While retailers like Walmart are adding virtual fitting rooms to their websites in a bid to decrease product returns, and Best Buy is selling open-box appliances through an online outlet, Reasor says the most profitable solution is for retailers to optimize their returns processes with an improved post-purchase experience in mind. That might include providing shoppers with discounts for exchanging their items rather than returning them or sending customer feedback surveys on a more regular basis.

“Customers who experience bad returns processes are unlikely to become repeat customers, so it’s important to optimize your returns in a way that is intuitive and user-friendly,” Reasor says. “Returns tend to signify an end of a customer relationship, while exchanges indicate that the customer wants to continue the relationship with your brand.”

Recent forecasts from NRF paint an optimistic view of the year ahead. Retail sales during the 2021 holiday season exceeded forecasts of up to 11.5% growth. But inflation concerns are having a big impact on where customers spend their money today, and how much they are willing to spend on discretionary purchases. Reasor says perfecting the returns process is paramount for brands to survive during periods of economic uncertainty.

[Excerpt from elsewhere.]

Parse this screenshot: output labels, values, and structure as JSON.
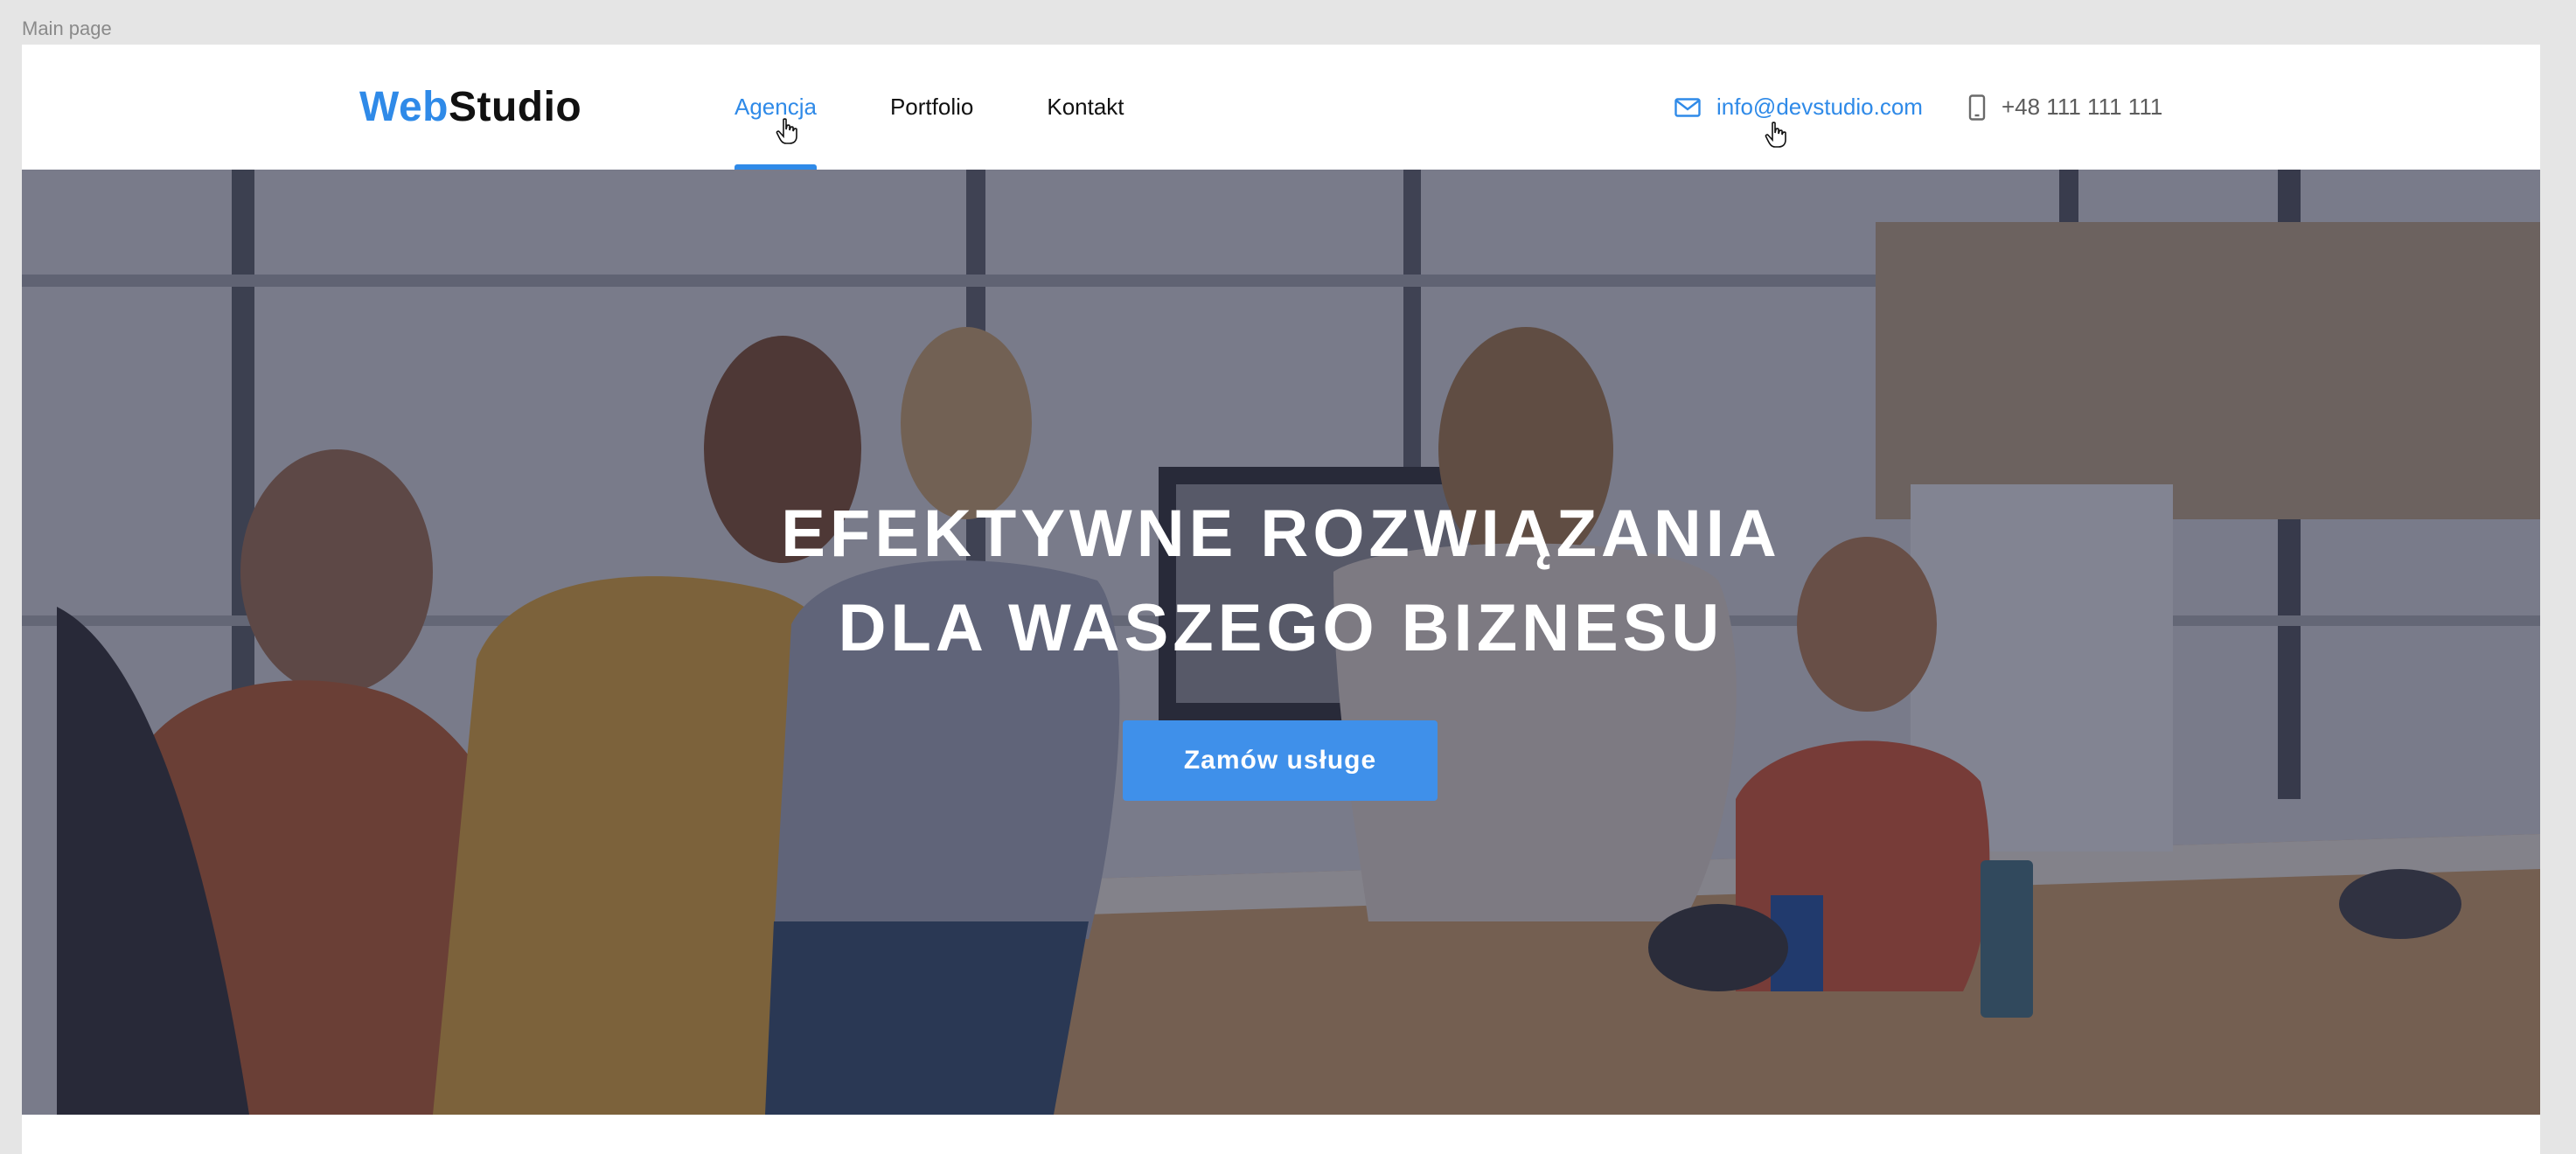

“Anytime the prices of goods and services increase as they have over the past six months, consumers will be less likely to spend money on new, non-essential items. However, when it comes to returns, customers are less likely to hold onto non-essential items, especially if the item in question is still in a risk-free trial period,” Reasor says. “As inflation continues to impact consumer behavior, we expect to see more and more goods returned to their original seller if consumers deem them redundant or non-essential in any way.” 

When that happens, retailers are forced to foot the bill for returns. That increases costs and decreases revenue, even while inflation continues to drive up shipping costs across the board.

What’s the solution? Reasor says merchants can improve their returns processes by being transparent about their policies and offering free returns as a way to keep shoppers loyal. Bonus credits and customer surveys should also be utilized strategically to check the pulse of customer experience.

“If you incentivize your customers to exchange an item with bonus credit, chances are, they end up spending more time and money on your site than they initially intended to,” Reasor says. “Let’s say you offer customers $10 in bonus credit for an exchange. That means a customer who still wants a refund has to turn down free money and incur an additional fee for shipping. On the other hand, if a customer decides to opt for an exchange, they get 10 extra dollars to spend on their purchase and end up with a product that they want — and potentially more.”

Stephanie Miles is a senior editor at Street Fight.

Stephanie Miles is a journalist who covers personal finance, technology, and real estate. As Street Fight’s senior editor, she is particularly interested in how local merchants and national brands are utilizing hyperlocal technology to reach consumers. She has written for FHM, the Daily News, Working World, Gawker, Cityfile, and Recessionwire.